Rizzo doubts Cubs could ever be hated like Yanks, Pats

MESA, Ariz. — Are the Cubs, with all their charismatic young players, still too lovable?

Can they create a Yankees-like aura or Red Sox-like stature without the contempt from other teams and fan bases that seem to come with that kind of annual expectation and success?

Even after winning a championship, Anthony Rizzo and others around the team keep talking about the “likeable” personalities within their young core, the “authenticity” of players, the “fun” they have.

But Rizzo got a dose of post-title perception from the outside while working out one day during the offseason.

Chicago Cubs player Anthony Rizzo listens as manager Joe Maddon speaks to the media outside the West Wing of the White House in Washington, Monday, Jan. 16, 2017, following a ceremony in the East Room where President Barack Obama honored the 2016 World Series Champion Chicago Cubs baseball team.

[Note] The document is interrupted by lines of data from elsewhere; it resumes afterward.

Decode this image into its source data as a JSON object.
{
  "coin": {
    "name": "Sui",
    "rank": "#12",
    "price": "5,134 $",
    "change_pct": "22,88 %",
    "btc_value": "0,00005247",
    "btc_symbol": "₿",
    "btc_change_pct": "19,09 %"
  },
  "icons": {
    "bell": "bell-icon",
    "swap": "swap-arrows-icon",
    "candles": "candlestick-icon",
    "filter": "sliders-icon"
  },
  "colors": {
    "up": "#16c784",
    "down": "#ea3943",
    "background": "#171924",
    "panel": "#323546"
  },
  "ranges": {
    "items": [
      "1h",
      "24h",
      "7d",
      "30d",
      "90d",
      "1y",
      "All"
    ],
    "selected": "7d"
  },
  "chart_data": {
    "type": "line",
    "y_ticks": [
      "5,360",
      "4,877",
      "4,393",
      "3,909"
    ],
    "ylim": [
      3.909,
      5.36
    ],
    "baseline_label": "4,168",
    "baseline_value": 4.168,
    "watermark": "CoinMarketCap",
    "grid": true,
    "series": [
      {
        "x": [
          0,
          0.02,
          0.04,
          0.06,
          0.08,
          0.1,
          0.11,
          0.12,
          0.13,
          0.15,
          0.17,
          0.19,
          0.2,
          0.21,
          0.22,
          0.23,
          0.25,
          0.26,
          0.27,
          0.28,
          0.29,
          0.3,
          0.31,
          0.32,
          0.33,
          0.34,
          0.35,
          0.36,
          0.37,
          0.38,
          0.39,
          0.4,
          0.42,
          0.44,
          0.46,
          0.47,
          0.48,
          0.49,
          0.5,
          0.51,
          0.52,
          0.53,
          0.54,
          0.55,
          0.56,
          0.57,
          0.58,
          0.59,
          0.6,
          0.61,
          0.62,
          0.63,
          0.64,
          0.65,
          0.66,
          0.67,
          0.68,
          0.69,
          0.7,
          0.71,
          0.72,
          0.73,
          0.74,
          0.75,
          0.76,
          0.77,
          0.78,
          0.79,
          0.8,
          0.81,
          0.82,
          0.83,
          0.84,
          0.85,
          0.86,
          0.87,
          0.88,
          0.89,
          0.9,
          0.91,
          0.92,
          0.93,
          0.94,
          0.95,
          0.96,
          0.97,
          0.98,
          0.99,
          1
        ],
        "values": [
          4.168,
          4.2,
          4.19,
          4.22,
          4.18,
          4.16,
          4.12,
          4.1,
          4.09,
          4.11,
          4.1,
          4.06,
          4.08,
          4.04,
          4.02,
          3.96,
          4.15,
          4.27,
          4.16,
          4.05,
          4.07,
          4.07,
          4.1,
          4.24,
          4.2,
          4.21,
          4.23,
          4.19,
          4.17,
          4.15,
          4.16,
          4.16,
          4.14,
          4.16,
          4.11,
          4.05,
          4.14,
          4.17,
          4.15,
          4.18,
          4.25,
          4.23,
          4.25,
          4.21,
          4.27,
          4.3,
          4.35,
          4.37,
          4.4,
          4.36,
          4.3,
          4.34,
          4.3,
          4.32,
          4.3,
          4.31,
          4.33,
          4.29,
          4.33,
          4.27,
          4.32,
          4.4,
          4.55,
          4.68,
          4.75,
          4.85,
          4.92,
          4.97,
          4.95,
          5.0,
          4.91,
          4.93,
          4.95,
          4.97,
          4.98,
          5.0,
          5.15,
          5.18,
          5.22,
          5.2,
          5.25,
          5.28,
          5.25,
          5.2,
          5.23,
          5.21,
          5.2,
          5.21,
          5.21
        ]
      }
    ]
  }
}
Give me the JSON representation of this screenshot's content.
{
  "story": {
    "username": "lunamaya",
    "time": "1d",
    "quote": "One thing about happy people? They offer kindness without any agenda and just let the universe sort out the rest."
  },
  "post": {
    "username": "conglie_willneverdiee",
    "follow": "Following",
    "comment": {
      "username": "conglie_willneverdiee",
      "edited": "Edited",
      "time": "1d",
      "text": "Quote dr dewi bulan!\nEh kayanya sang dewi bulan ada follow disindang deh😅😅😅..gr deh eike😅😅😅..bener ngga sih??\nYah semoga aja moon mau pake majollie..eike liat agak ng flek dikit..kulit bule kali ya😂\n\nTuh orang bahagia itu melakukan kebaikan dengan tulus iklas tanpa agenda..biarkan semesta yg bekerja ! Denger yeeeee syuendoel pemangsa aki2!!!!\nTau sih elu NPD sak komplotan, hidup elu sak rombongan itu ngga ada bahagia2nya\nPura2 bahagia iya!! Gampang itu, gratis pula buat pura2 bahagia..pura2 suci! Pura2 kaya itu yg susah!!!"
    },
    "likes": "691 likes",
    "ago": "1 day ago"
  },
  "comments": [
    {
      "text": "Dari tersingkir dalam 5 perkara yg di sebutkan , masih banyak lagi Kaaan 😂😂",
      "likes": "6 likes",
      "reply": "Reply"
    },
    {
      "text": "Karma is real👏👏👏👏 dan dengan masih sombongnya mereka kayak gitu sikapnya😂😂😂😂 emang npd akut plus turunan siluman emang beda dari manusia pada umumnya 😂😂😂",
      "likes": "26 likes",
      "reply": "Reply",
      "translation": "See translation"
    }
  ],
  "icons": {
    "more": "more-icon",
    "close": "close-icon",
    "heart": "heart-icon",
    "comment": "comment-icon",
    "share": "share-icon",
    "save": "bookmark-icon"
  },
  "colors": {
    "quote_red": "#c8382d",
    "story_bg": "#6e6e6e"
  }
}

Anthony Rizzo at the White House last month. | AP Photo

“I had an older man in the gym telling me he’s a big Red Sox and Patriots fan,” Rizzo said. “And he said, ‘Yeah, congrats, you guys won one, but you haven’t done anything until the whole country hates you.’

“In a way it’s true, because growing up a die-hard Dolphin fan, I hated Tom Brady because he was the best. And now it’s like I’m almost a Patriots fan because he’s so good.”

The old man was making the opposite point.

His point is one Lou Piniella made the first week of his first spring as Cubs manager in 2007, when he vowed to instill a “Cubbie Swagger” to approximate what his Yankees had during his playing days.

There was too much “lovable” sentiment around the team, he reasoned. Not enough edge, not enough watch-us-beat-you glint in their eyes.

That’s what manager Joe Maddon wants to see as he tries to inspire a repeat and continues to mold a culture.

“Yeah, it’s all about that,” he said. “Just go back in history. I’ve often talked about the Dodgers when I came up in the minor leagues. Their uniforms were whiter than everybody else’s. They thought they were better than everybody else. And they went out and won all the time.

“I hated it, but I liked it at the same time. The Yankees have developed that kind of a culture. Teams that win — whether you want to talk about the Patriots in football — it’s part of it.”

You can almost see the T-shirt slogans now:

“Who wants a piece of this?”

“You eye-ballin’ my dugout?”

“Respect 90 butt whippings a year”

“There’s something to be said for knowing how to win,” said Maddon, who went on to describe a faith in a process that influences the outcome of a close game late. “Swagger’s part of that, whatever you want to call it.

“It’s the residue of winning, there’s no question. But then you have to be able to maintain that.”

The Cubs have a long way to go before earning comparisons to the Yankees and Patriots.

But some opponents privately have resented and mocked the Cubs, even since 2015, for what was perceived as look-at-me sideshows and pajama parties, along with adoring national-media hype before they had won a thing.

A joke making the rounds in one National League clubhouse early last year: “Were you in Arizona for spring training? Did you see the Cubs get their World Series rings?”

Now that they’ve backed it up and taken those rings, maybe the whole lovable thing will give way to bona fide animus before they know it.

Rizzo — the globe-trotting, “Saturday Night Live”-starring, red carpet-strolling guest at the Grammys — doesn’t know how any of those other teams or fans could start hating on the Cubs.

“We’re a team that is likeable. Joe says ‘authenticity,’ and you see it,” Rizzo said. “I think this team has a lot of good personalities, where it’s going to be tough. If we just respect the game, it’ll make it hard for people not to like us.”

Follow me on Twitter @GDubCub.

Email: gwittenmyer@suntimes.com